How ironic it was that the accident happened on the same day that I received that letter from my girlfriend.
Everyone agreed that it was a dreadful tragedy. I was almost finished with college, and I had good grades and good prospects. I had a caring and supportive family, a great social life, many friends, and a wonderful girlfriend who loved me and intended to marry me when we both graduated.
We didn't go to the same college. The university that Wendy attended was some 600 miles south of mine. Thus we got to see each other far less often than we'd have liked. We wrote each other a lot of letters, and each week we indulged in a short phone conversation.
One day, she sent me a letter that in part said:
"I never knew I was afraid of anything until now. My one fear is that you will die and I'll be down here in school. The possibility that I might never see you or hold you again frightens me more than anything ever has. I don't know what I would do."
That night I was studying for an exam, and I decided to take a break. I got into my car, and drove to the 7-11 for some junk food. It was late, and the streets were virtually empty. I pulled up behind a large truck at a red light, and being impatient, I started to unwrap one of the thin, overpriced bars of chocolate, when I was hit with a powerful jolt that sent me forward in a confusion of grinding metal and shattering glass. I was gasping for breath when something struck my head.
The next thing I knew, I was in a brightly lit, sanitarily white room. I heard voices. I could identify my father's voice, but others were strange. I felt pain. I perceived a presence at my elbow, lightly stroking my hand. I opened my eyes.
For several moments I observed that quiet patience of a room full of people waiting for something to happen. I could see my father at the foot of the bed, talking to a pair of doctors. There were chairs on both sides of me, containing my mother and Wendy. I noticed a table full of flowers and some boxes that looked like they might contain candy.

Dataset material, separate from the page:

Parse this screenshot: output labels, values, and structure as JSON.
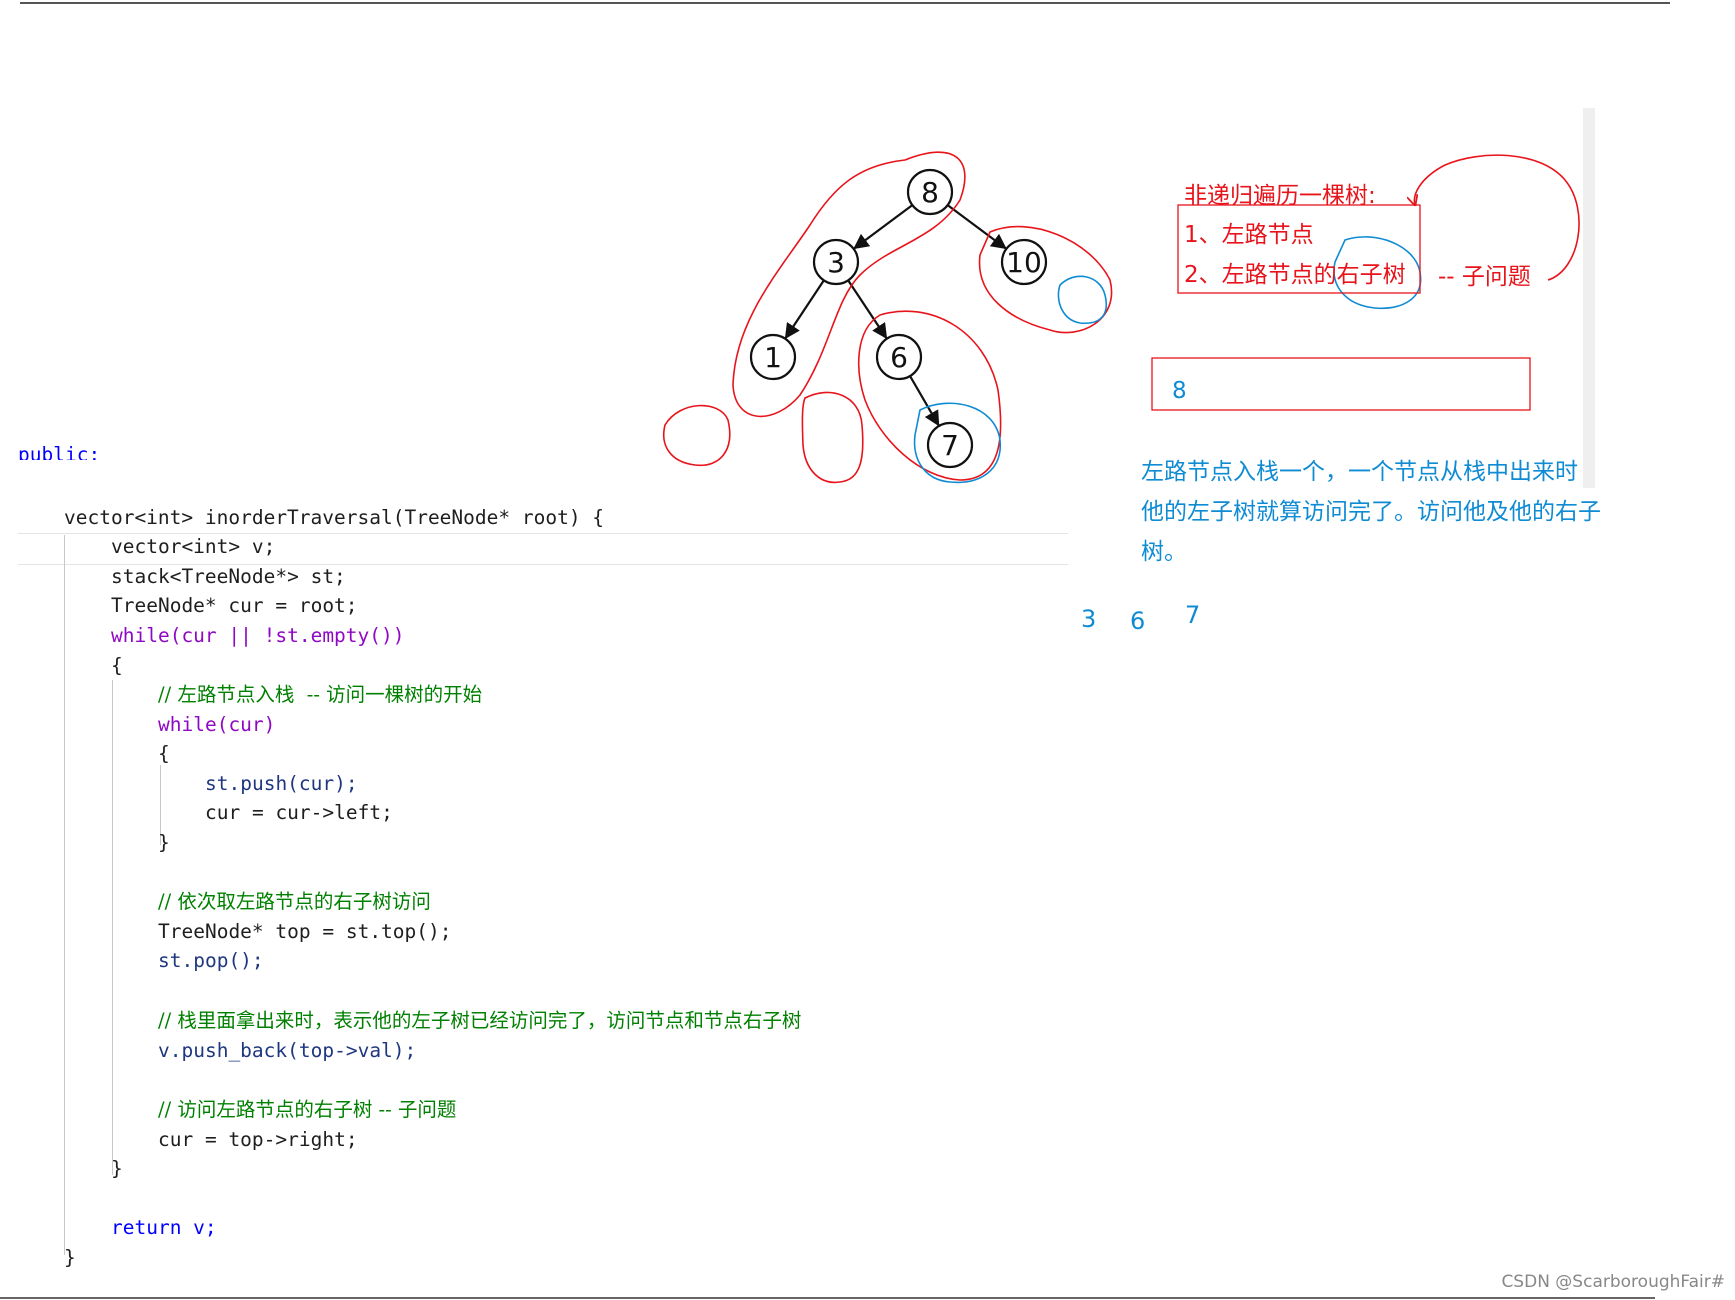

Suddenly Wendy noticed that I was conscious, and immediately the room was launched into activity. Doctors and nurses rushed to my side, and attendants brought equipment in and ushered the protesting visitors out. I was subjected to various tests and questioned on various matters. Eventually the doctors became satisfied, and the visitors were allowed to come back in. They were so happy to see that I was O.K. that they had a hard time telling me about what had happened.
A drunk driver in a van had hit me from behind. He apparently didn't notice the stoplight, and was still going at full speed when my car was suddenly in his way. I had been in a coma for three days, and my parents, and later, Wendy, had stayed at my side for as much of that time as the doctors would permit.
Now that I had regained consciousness, the doctors felt it was safe enough to proceed with some more, very tricky surgery. The next morning I was operated upon. But something went wrong. I was losing too much blood. The transfusions weren't working. A piece of glass had lodged itself in a major artery. My pulse was fading. "Quick, get that cardiostimulator over here!" My lungs were filling up with blood. "Hand me that scalpel!" "There's no pulse!" "Dammit nurse! Give me the other one!" "It's too late for that, Doctor!"
And yet, I still lived. For I immediately learned that I was not truly dead as long as I lived in the thoughts of living people. I felt myself become disembodied, and I became an astral mass of disconnected emotions, free to move about, and remaining in a conscious state. I was with my parents as they went into shock. I was with Wendy and her tears. I was with my friends when they heard the news. I was there, and I could share their thoughts and their feelings, I could observe all their actions - but they, of course, knew nothing of this.
I found that my consciousness could only center on one person at a time, and that I could only travel to places at which someone was thinking of me. Also, I felt very strong when I was with someone who felt strongly about me, but when I visited a person who gave me only a casual thought, I was weak, only a faint whisper, a phantom.
And there were others of my kind. I began to encounter a great many ghosts, kept alive by people who remembered them. I met important historical personalities, centuries old, as well as people I had known in my life time. I found my grandmother lingering at my father's side, and also someone else that I did not recognize. I noticed that some of the ghosts I encountered were quite complete and substantial, while others were hardly there at all, just a trace of them remaining.
I watched my funeral with great interest, and was disappointed that various people I would have expected did not attend. I was saddened when I watched my belongings being divided up; I watched helplessly as things I cared about were thrown away, and things I thought trivial were carefully preserved as remembrances.
And so time passed. Gradually my loved ones recovered from their loss. When people thought of me, I was with them. Nights were the best, for I was most alive when they dreamed of me. I could sometimes talk to them.
Time, as they say, heals all wounds. After several years Wendy met and married someone else. I was pleased to find that she sometimes thought of me when he made love to her.
Fourteen years after I died, my mother passed on. Two years after that, my father joined us. They were strong at first, kept alive by my brothers, but as time wore on, they, like me, began to fade. These days, my brothers think of me more often than Wendy or my friends do, yet I am only a tiny sliver of what I once was. Most of my thoughts have faded into an all consuming void, and I can feel the rest of me slipping into it. I never got the chance to leave my mark on history, and so when there is no one in the world left who remembers me, then I shall truly die.
And it is happening even now.